To calculate annual recurring revenue (ARR) of your business, simply multiply the monthly revenue goal by 12. For example, if your monthly revenue goal is $1,000 then your ARR would be $12,000 per year which is also referred to as your gross income.
Most small businesses earn enough in monthly revenues to make a good initial investment so they do not have to worry about having enough to invest.
Now that you have determined how much money you will need for your business, your next step is to determine how many times you want to re-enter the market with your products or services. This is your recurring revenue goal!
Most entrepreneurs choose to launch their business once because they do not want to invest in resources until they are sure it will be successful. However, with the availability of online courses and other ways to learn basic skills, this no longer holds true.

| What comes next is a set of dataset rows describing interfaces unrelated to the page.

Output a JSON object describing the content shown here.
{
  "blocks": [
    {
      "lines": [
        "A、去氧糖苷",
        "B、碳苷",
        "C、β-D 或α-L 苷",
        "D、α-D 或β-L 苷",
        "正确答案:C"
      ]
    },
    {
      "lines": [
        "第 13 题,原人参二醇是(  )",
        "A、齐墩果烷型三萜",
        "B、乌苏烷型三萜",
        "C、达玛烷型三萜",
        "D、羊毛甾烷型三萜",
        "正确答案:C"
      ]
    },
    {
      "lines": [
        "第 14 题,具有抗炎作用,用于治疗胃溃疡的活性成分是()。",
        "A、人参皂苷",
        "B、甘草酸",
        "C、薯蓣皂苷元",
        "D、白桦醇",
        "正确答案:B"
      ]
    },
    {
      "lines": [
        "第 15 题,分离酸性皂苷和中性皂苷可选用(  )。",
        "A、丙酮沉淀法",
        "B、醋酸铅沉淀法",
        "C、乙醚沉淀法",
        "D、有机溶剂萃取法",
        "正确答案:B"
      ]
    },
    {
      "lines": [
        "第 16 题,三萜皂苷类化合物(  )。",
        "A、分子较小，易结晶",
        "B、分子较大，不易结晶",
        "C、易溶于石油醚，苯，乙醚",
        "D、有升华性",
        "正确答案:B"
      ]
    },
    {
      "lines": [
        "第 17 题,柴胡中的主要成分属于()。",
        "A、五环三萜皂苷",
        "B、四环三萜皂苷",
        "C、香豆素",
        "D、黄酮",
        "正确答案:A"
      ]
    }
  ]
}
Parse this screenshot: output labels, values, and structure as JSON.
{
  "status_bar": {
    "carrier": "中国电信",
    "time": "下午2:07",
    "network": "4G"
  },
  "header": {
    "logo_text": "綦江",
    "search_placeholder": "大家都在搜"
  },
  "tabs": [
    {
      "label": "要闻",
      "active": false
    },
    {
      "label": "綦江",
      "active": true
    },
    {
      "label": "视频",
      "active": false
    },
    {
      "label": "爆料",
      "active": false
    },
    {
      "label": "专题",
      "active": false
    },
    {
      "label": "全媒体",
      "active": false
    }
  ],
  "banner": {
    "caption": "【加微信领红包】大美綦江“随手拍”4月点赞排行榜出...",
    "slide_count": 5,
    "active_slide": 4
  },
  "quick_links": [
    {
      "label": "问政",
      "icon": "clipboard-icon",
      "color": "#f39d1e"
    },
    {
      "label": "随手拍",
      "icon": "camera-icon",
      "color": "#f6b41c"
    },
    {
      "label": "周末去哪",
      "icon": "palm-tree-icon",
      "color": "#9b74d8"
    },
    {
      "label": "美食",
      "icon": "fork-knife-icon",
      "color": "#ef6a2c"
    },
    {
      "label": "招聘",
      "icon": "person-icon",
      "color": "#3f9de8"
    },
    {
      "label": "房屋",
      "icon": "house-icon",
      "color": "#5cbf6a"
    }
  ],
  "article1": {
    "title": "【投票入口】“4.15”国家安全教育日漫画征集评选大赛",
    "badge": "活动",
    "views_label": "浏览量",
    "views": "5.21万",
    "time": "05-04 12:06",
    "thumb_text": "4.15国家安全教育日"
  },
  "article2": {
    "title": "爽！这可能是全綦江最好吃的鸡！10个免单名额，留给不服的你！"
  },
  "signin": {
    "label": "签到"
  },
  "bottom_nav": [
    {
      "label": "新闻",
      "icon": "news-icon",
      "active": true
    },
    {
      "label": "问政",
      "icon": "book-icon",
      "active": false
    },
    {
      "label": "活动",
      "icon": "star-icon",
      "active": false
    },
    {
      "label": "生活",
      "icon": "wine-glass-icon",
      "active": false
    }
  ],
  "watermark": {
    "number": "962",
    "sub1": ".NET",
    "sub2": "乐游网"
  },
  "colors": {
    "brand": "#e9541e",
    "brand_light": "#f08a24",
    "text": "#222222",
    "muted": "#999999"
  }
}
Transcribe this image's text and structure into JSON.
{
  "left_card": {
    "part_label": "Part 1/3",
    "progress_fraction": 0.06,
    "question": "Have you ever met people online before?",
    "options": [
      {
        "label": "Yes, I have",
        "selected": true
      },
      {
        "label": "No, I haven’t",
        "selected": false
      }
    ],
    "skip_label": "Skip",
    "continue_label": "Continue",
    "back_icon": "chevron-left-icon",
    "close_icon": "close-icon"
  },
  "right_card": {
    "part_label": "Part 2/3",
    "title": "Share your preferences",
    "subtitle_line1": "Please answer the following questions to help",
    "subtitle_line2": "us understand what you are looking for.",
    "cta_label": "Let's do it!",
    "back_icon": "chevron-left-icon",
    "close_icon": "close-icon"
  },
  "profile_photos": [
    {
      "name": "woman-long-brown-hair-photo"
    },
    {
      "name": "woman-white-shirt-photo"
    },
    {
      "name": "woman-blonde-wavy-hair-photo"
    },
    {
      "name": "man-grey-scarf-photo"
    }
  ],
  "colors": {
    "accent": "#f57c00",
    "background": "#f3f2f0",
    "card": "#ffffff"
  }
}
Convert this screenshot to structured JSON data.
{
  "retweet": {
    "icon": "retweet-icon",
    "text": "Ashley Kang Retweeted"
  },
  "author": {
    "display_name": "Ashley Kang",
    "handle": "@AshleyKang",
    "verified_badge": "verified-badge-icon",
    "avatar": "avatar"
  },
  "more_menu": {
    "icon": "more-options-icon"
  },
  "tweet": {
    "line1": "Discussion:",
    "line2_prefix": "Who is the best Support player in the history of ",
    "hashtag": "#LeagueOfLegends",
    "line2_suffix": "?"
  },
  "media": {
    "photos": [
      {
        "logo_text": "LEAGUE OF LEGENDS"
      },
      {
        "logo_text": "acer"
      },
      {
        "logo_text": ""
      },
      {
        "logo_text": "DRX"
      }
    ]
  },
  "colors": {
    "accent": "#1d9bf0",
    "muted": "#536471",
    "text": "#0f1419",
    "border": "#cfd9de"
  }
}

By investing in your education before starting your business, you save time and energy for more important things like working on your business. That being said, it is impossible to know if your business idea will work without testing it.
The trick is to start your business with a small amount of capital so that you can test its viability. You may even be able to use the educational benefits available to you as an employee to help fund your company’s startup costs.
ARR comes from two sources: service subscriptions and product purchases in direct sales or affiliate marketing. A subscription can be to a monthly magazine, a fitness routine, or a Netflix membership that costs $12 per month. An indirect sale of an item is when someone else sponsors you by including an item in their giveaway collection or creating a review event for your products.
The difference between these two types of ARRs is how they are calculated. With direct sales, it is simple adding up all of the individual transactions over time. Affiliate marketers look more broadly at past revenues as well as projected future revenues.
By using both approaches, there is no wrong way to calculate your ARR! What matters most is what computes best for your business and what numbers feel accurate.
This article will go into detail about each method and how to get the correct numbers.
The second part of this calculation is how many times you want to offer your product or service. This is typically referred to as the frequency, which is usually determined by whether you are offering a one-time sale or if it is an ongoing business relationship.
If your product is a monthly subscription, for example, then your recurring revenue will be calculated over that length of time. Therefore, your annual ARR value will increase proportionally!
To determine the average price per unit, take the total amount divided by the total units. For example, if you sold your products for $100 each, then its’ total cost was $100 per item, making the average price per unit = $50. That means the yearly ARV is calculated using (price per unit x nummber of units). In our case, it is ($50 x 12) or $600.
So, in other words, the higher the price per unit, the higher the ARR! Obviously, there is no need to go crazy with pricing, but ensuring you have enough income to cover your expenses is important.
Now, let’s calculate the ARR for an example business with one year of sales. The example business will be offering a product that costs $1,000 per unit. They would like to offer this product twice a month for a total of 24 units in a one-month period.
To determine the ARR for this business, we first need to know how much money they made during their most recent sale cycle. In this case, it is easy to find as we have monthly data!
We can add up all of the monthly revenue numbers to get our next variable: gross profit. For this business, the gross profit was $2,000 so enter 2,000 in place of A+.
Now, we can multiply the number of months by the average cost to create our final variable: annual recurring revenue (ARR). In this case, it is simple to do so because there are no other variables. We just take the sum of both gross profit and cost and divide each side by two.
In this case, the equation is simply 2,000 x 1 = ARR which equals $2,000 annually.